It’s encouraging to see the progress of children when they start in the program at a young age to where they are on a maturity level when they finish, Macjiewski said.
“Usually when the kids start, it’s all about winning and they complain when they don’t,” he said. “When you see them a few years down the road, it’s not all about winning anymore and they’re teaching the younger kids what’s important.”
Being around the program the last 11 years, Macjiewski has plenty of memories.
A few years ago, Macjiewski was a leader at Dunwiddie when one of the kids noticed smoke coming from a porta potty.
“Turns out somebody from outside the park program had lit the thing on fire, so I said ‘Ok, let’s go play somewhere else,’” he said.
He’s also proud of a game he helped create for a Western-themed Wednesday event called “The Alamo.”
“Basically, the nine park leaders set up picnic tables in the circle to hide behind and 100 kids hurl dodgeballs at them from all directions,” Macjiewski said.
“The kids love playing with the leaders because as soon as they hit one with a ball, it’s like the greatest thing in the world.”
Besides the Wednesday events, the program usually takes two or three field trips a year.
A favorite last year was a trip to Sky Zone Trampoline Park in Waukesha.
“We had 98 kids go, which is the largest group we’ve ever had,” he said. “It’s nice to have indoor field trips because you never know how the weather will be.”
As a special education teacher at Thomas Jefferson Middle School in Port, Macjiewski sees a lot of his “park kids” during the school year.
“During the park season, they call me ‘Adam,’ but during the school year, they have to call me ‘Mr. Mac,’ so it takes them about a month to adjust,” he said.
The toughest part of the program, Macjiewski said, is keeping children entertained for several hours at a time.
“If you work with kids or have kids, you realize they have an attention span of about 30 seconds, so we try to switch up games as much as possible,” Macjiewski said.
Another challenge is getting parents to pick their children up in the event of bad weather.
Macjiewski will post an update on Facebook and put up signs at the parks letting parents know that it’s canceled for the day.
“If parents aren’t picking their kids up, we just let the kids know it’s not their fault,” he said.
“We have some parents who will buy equipment for the park or bring pizza for the kids once in awhile.
“We have other parents who will drop their kids off and let us handle them.”
For more information on the park program, visit www.portparkandrec.com/summer_playground.html or call the Port Parks and Recreation office at 284-5881.

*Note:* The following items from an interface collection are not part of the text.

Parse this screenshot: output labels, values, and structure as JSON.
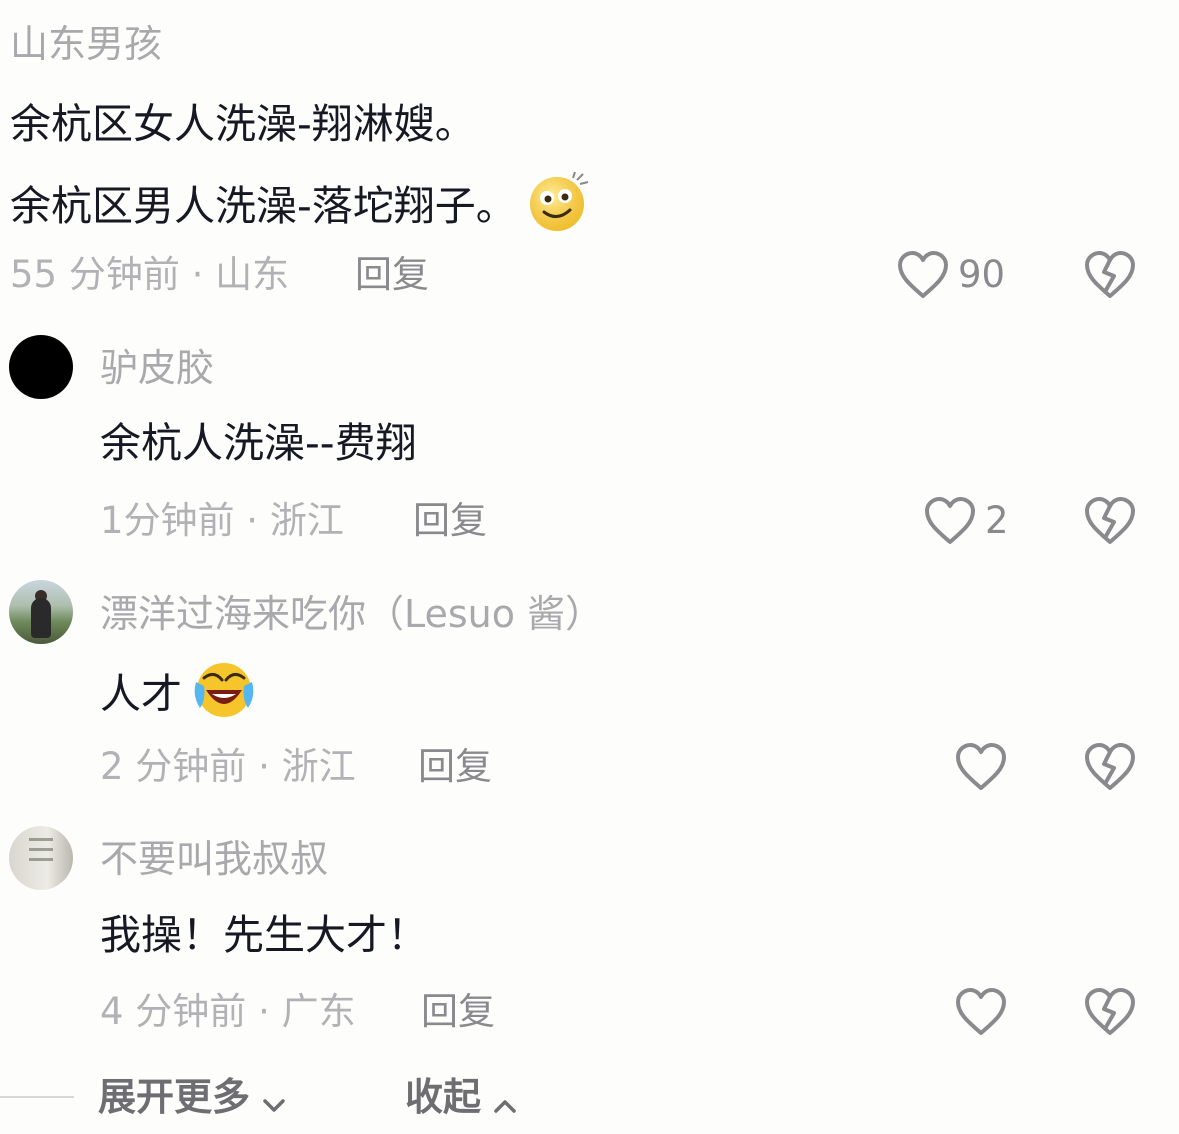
{
  "comments": [
    {
      "username": "山东男孩",
      "lines": [
        "余杭区女人洗澡-翔淋嫂。",
        "余杭区男人洗澡-落坨翔子。"
      ],
      "emoji": "smile-emoji",
      "time_location": "55 分钟前 · 山东",
      "reply_label": "回复",
      "likes": "90"
    },
    {
      "username": "驴皮胶",
      "lines": [
        "余杭人洗澡--费翔"
      ],
      "time_location": "1分钟前 · 浙江",
      "reply_label": "回复",
      "likes": "2"
    },
    {
      "username": "漂洋过海来吃你（Lesuo 酱）",
      "lines": [
        "人才"
      ],
      "emoji": "laugh-cry-emoji",
      "time_location": "2 分钟前 · 浙江",
      "reply_label": "回复",
      "likes": ""
    },
    {
      "username": "不要叫我叔叔",
      "lines": [
        "我操！先生大才！"
      ],
      "time_location": "4 分钟前 · 广东",
      "reply_label": "回复",
      "likes": ""
    }
  ],
  "footer": {
    "expand_label": "展开更多",
    "collapse_label": "收起"
  },
  "icons": {
    "like": "heart-outline-icon",
    "dislike": "broken-heart-icon",
    "expand": "chevron-down-icon",
    "collapse": "chevron-up-icon"
  },
  "colors": {
    "text_primary": "#161823",
    "text_secondary": "#a9a9ad",
    "icon": "#8a8a8e",
    "background": "#fdfdfb"
  }
}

Adam Macjiewski spends his summers looking after hundreds of kids like this group at Hill School Park as the Port Washington Parks and Recreation
Summer Playground program coordinator. Photo by Sam Arendt